Marketing, for all the current complexities of delivering the right messages to the right consumers, is really a very simple activity. I’m reminded of a cartoon where two brain surgeons are operating on a guy’s head and one says to the other “don’t worry it’s not like were doing marketing”.
As much as marketing folks like to lament the complexities involved in quantifying ROI for their efforts, marketing will always be centered on the simple premise of creating demand for products and services. Closing the sale and earning advocacy is another matter. Like the old saying goes “you can lead a horse to water”.
Within the marketing sub-discipline of brand strategy, development and management, the principle is simpler still — make sure the target consumer’s perceptions are grounded in a singular idea they highly value and can’t easily obtain from somebody else in the category. In any category, scarcity is a valued commodity. If your product or service brand is not highly valued and in abundant supply from a variety of competitors, you better have the lowest price. Of course, in a commoditized world, any price will be perceived as too high. Let that not be your brand.
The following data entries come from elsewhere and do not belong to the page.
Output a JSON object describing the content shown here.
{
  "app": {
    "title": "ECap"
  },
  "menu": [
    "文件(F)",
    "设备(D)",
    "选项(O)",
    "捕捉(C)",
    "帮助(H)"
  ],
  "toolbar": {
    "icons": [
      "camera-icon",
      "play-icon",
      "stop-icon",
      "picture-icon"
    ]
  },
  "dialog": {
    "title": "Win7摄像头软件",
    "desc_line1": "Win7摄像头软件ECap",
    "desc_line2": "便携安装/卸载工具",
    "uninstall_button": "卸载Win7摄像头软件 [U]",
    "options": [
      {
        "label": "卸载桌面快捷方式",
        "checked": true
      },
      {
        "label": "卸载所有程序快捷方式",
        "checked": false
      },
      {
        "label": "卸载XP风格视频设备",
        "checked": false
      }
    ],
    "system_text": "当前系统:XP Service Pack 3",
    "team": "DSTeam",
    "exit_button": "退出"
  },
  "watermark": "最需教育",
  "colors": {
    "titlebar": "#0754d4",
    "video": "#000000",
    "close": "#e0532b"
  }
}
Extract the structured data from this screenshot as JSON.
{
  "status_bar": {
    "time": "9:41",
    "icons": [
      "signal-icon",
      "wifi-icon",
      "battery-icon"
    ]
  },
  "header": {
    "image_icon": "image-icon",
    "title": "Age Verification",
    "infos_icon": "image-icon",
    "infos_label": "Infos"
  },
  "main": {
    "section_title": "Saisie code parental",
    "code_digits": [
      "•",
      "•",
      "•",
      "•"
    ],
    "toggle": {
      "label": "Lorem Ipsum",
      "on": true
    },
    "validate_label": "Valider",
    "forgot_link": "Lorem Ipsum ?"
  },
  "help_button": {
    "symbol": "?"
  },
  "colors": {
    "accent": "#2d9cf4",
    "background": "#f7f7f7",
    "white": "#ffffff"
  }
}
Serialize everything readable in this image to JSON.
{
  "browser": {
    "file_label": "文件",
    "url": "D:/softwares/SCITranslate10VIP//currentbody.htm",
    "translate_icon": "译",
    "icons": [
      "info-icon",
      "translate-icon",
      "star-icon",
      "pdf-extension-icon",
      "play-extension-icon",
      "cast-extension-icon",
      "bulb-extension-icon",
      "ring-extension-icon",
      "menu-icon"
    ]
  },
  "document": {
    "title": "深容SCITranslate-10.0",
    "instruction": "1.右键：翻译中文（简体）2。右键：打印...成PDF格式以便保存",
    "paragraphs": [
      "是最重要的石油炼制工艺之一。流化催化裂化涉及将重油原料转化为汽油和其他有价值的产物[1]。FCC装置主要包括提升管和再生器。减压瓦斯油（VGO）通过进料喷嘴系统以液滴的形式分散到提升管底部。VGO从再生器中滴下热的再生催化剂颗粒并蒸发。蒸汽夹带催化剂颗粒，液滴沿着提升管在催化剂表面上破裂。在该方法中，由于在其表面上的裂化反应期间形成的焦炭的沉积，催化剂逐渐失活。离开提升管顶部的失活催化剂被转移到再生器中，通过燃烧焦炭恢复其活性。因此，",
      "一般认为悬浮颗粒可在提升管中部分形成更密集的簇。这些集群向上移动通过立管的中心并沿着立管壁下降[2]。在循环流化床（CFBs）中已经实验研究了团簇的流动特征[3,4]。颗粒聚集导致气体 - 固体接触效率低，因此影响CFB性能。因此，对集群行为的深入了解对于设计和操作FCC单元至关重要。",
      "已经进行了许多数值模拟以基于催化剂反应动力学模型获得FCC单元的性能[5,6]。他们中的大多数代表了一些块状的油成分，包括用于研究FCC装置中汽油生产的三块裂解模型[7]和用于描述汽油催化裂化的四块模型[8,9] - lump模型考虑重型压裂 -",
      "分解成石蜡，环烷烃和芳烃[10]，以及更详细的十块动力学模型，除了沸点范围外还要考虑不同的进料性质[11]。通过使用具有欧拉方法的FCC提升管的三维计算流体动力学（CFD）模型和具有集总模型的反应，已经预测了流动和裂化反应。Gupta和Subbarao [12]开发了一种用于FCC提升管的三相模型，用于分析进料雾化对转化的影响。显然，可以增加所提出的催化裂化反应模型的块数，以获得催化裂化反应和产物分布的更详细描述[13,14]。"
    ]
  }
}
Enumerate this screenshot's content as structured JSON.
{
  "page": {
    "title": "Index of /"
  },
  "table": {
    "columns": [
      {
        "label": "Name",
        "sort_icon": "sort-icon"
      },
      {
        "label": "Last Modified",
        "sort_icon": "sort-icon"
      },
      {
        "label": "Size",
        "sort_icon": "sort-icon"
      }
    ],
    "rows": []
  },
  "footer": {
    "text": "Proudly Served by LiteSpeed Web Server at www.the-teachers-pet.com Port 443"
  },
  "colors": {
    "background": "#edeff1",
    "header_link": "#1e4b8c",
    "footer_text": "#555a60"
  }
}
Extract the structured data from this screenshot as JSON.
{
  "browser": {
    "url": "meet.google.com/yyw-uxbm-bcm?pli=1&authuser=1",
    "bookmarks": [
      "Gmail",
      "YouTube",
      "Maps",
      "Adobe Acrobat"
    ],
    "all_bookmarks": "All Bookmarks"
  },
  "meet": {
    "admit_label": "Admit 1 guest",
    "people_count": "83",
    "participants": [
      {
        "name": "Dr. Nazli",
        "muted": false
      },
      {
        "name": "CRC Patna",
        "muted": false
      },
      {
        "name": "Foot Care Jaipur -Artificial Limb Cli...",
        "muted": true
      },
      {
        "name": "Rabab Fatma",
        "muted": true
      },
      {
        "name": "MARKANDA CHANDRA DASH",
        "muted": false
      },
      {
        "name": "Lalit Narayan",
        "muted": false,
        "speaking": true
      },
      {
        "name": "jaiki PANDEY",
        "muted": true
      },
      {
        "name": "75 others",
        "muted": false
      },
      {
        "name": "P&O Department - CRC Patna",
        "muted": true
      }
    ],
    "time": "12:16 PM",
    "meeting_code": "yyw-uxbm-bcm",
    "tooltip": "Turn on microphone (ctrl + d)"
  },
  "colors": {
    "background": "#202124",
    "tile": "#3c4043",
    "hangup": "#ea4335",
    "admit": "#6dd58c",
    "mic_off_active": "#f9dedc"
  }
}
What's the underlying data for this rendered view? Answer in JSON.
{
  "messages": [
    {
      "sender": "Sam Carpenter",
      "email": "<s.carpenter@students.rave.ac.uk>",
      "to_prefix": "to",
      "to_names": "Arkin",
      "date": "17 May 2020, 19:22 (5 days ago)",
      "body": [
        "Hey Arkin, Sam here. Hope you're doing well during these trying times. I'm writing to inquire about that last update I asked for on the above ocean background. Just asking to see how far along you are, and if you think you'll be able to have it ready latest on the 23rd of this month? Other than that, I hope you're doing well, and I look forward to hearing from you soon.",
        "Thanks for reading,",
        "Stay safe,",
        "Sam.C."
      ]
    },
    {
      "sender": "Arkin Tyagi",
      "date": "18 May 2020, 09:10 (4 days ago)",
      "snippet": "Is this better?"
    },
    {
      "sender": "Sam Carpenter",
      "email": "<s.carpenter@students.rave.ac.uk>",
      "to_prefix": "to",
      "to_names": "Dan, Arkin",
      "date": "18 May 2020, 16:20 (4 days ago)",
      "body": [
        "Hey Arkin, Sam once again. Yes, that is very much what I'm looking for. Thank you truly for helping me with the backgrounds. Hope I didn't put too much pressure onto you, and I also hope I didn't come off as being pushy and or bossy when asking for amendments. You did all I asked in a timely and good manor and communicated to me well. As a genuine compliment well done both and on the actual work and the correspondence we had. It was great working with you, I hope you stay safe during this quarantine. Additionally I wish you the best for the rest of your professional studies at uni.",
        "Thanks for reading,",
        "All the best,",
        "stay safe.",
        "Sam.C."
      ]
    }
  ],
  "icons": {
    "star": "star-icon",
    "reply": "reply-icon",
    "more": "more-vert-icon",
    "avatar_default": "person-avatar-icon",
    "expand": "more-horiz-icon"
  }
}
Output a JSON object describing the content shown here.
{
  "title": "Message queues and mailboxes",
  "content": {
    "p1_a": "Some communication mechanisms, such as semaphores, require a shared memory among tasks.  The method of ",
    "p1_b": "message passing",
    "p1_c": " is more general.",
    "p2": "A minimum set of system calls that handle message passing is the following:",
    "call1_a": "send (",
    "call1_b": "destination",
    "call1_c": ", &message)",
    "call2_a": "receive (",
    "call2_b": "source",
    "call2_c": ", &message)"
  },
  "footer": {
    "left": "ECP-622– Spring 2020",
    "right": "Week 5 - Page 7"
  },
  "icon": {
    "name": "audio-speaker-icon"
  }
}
Where the magic happens.
Positioning a brand with exact precision is job one of every brand marketer. Job two of every brand marketer is to connect the core idea of “highly valued and in short supply” to a compelling and transcendent brand story. The point where brand positioning and brand storytelling intersect and overlap is where the real magic happens.
I’m of the opinion most marketing is ignored because the underlying premise of why the brand matters is unfocused and based in competitive functions and features, so storytelling becomes promotional copywriting and ubiquitous ad campaigns. Telling a compelling brand story to the right audience is much more than ad copywriting and attention getting. As I have said in previous posts on Branding Strategy Insider, it’s always better to create “new value” rather than compete for the value created by others.
People have to emotionally connect before they engage with the promise of the brand. This means the brand story must connect and resonate deep within the psyche. Of the thousands of brands introduced into the marketplace each year, only a handful will meet this threshold and grow to become the next generation icons in the culture.
A case in point: Truvia Sweetener.
In the very crowded, low involvement category of low and no-calorie, sugar-substitute sweeteners, Cargill’s Truvia brand is the newcomer. Competing against long established brands like Equal, Splenda, Sweet’N Low and NutraSweet, Truvia has been positioned with razor-sharp precision against these competitors.
Whereas competitive brands in the category all tout their functional benefits of low and no calorie, Truvia (made from the stevia plant) is positioned squarely on a deep emotional level — authentically connecting to consumer’s desire for more natural, healthful foods.
The brand positioning deftly leads the parade of consumer’s growing concerns about where foods, particularly sweeteners, come from and what they are comprised of– enabling the brand to have relevant differentiation from other brands derived from chemical origins. By the way, my doctor calls the other brands the “pink, yellow and blue death”.
The simple, singular and compelling positioning idea of “real sweetness from good ol’ mother nature” gives the brand its true north and provides the foundational context for expressing the brand’s archetypical story at every consumer touch point.
Beginning with the brand name, with its emphasis on “true” and its visually stunning and expressive packaging, Truvia instantly gives the consumer an enduring impression that all is honest and sweet in nature. The brand’s Hero archetype stands for something (honesty and truth) rather than the lack of something (like calories).
Brands must represent meanings not things.
When brands represent meanings that resonate with the deep psychic connections and imprints consumers have, the brand’s story is told at the soul level. Understanding and leveraging these deeper meanings is about tapping into the universal truths and instincts that form shared values. More importantly, the archetypical story is pre-wired to be “highly valued” because the story echoes meanings that are reminiscent of beloved story patterns within the culture at large.
Iconic brands become the repositories of deeper meanings and values. For brand marketers, the care and feeding of these deeper brand meanings begins with precise brand positioning and is enhanced by brand storytelling based in familiar archetypes.
(Author’s note: For a deeper dive on this subject, I recommend the book “The Hero and the Outlaw — Building Extraordinary Brands Through the Power of Archetypes” by Margaret Mead & Carol Peterson).
Sponsored By: The Brand Positioning Workshop and the Brand Storytelling Workshop Series